WHAT YOU SHOULD DO: Each entry should be set down exactly as written, except for any picture it holds.

Dataset rows describing interfaces:
⟨
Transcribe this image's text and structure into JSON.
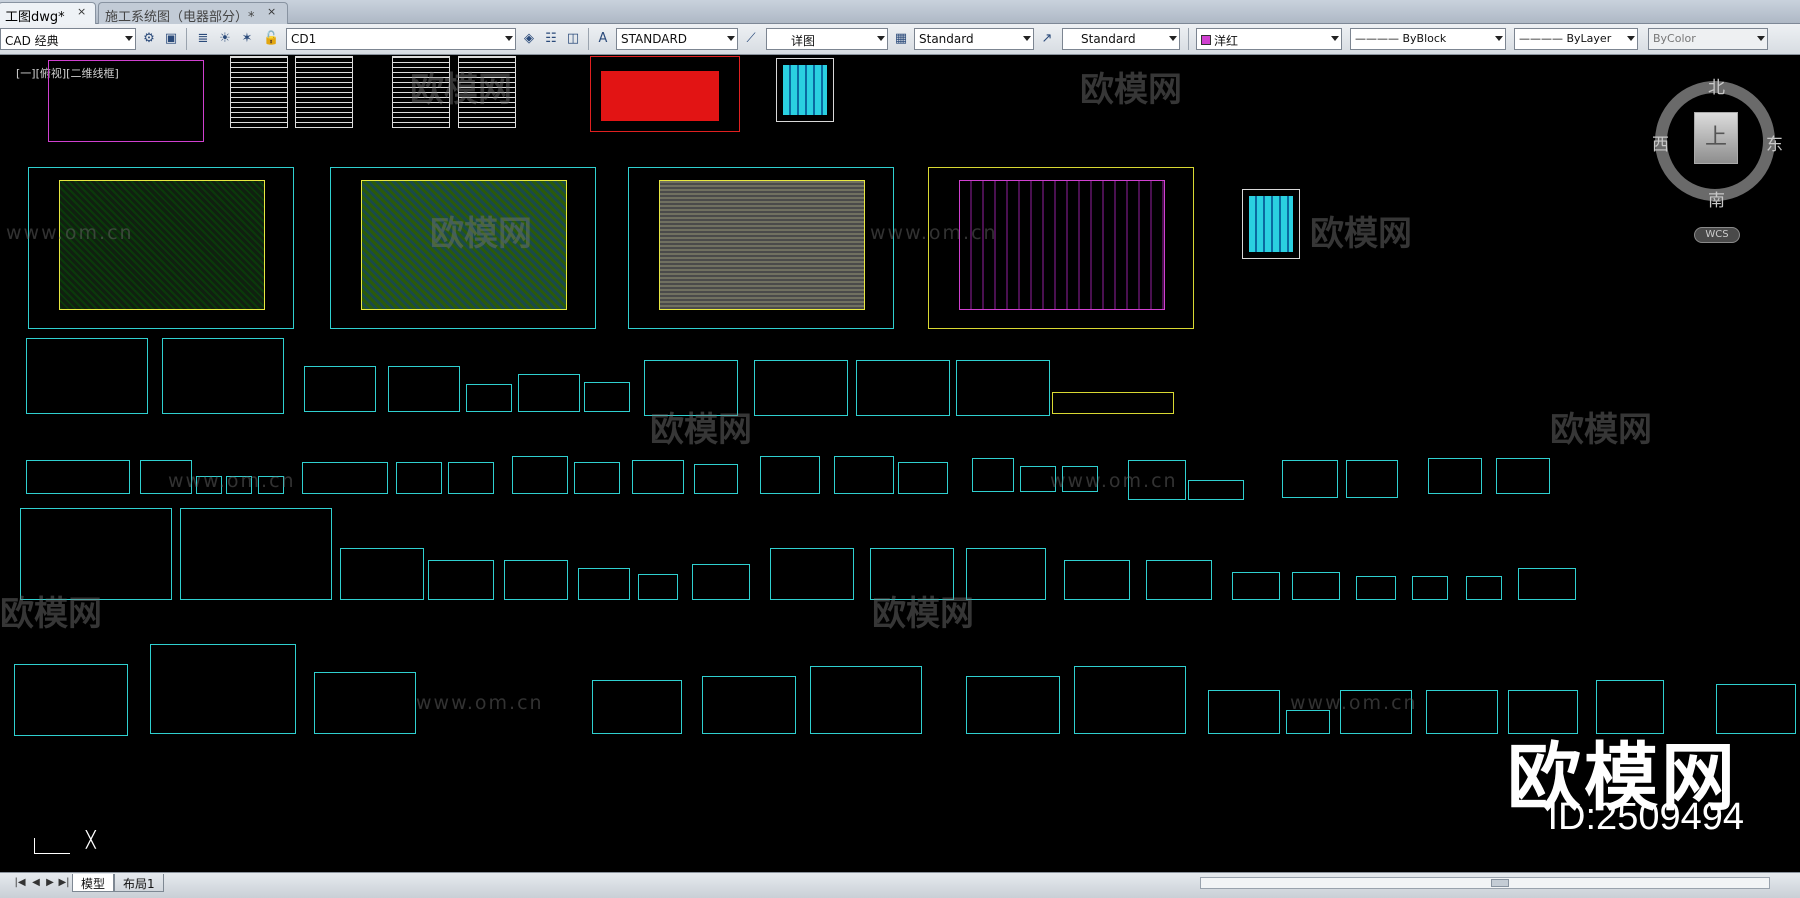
{
  "tabs": [
    {
      "label": "工图dwg*",
      "close": "×"
    },
    {
      "label": "施工系统图（电器部分）*",
      "close": "×"
    }
  ],
  "toolbar": {
    "workspace": "CAD 经典",
    "layer": "CD1",
    "text_style": "STANDARD",
    "dim_style": "详图",
    "table_style": "Standard",
    "mleader_style": "Standard",
    "color": "洋红",
    "linetype": "———— ByBlock",
    "lineweight": "———— ByLayer",
    "plotstyle": "ByColor"
  },
  "viewport": {
    "label": "[一][俯视][二维线框]"
  },
  "viewcube": {
    "north": "北",
    "south": "南",
    "east": "东",
    "west": "西",
    "top": "上",
    "wcs": "WCS"
  },
  "watermark": {
    "text": "欧模网",
    "url": "www.om.cn",
    "big": "欧模网",
    "id": "ID:2509494"
  },
  "layout_tabs": [
    {
      "label": "模型"
    },
    {
      "label": "布局1"
    }
  ],
  "nav_buttons": [
    "|◀",
    "◀",
    "▶",
    "▶|"
  ],
  "colors": {
    "cyan": "#2fd0d0",
    "yellow": "#d8d832",
    "magenta": "#d040d0",
    "red": "#e21414",
    "green": "#22c022"
  }
}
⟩
EXPECTED ANSWER:
Transcribe this image's text and structure into JSON.
{
  "tabs": [
    {
      "label": "工图dwg*",
      "close": "×"
    },
    {
      "label": "施工系统图（电器部分）*",
      "close": "×"
    }
  ],
  "toolbar": {
    "workspace": "CAD 经典",
    "layer": "CD1",
    "text_style": "STANDARD",
    "dim_style": "详图",
    "table_style": "Standard",
    "mleader_style": "Standard",
    "color": "洋红",
    "linetype": "———— ByBlock",
    "lineweight": "———— ByLayer",
    "plotstyle": "ByColor"
  },
  "viewport": {
    "label": "[一][俯视][二维线框]"
  },
  "viewcube": {
    "north": "北",
    "south": "南",
    "east": "东",
    "west": "西",
    "top": "上",
    "wcs": "WCS"
  },
  "watermark": {
    "text": "欧模网",
    "url": "www.om.cn",
    "big": "欧模网",
    "id": "ID:2509494"
  },
  "layout_tabs": [
    {
      "label": "模型"
    },
    {
      "label": "布局1"
    }
  ],
  "nav_buttons": [
    "|◀",
    "◀",
    "▶",
    "▶|"
  ],
  "colors": {
    "cyan": "#2fd0d0",
    "yellow": "#d8d832",
    "magenta": "#d040d0",
    "red": "#e21414",
    "green": "#22c022"
  }
}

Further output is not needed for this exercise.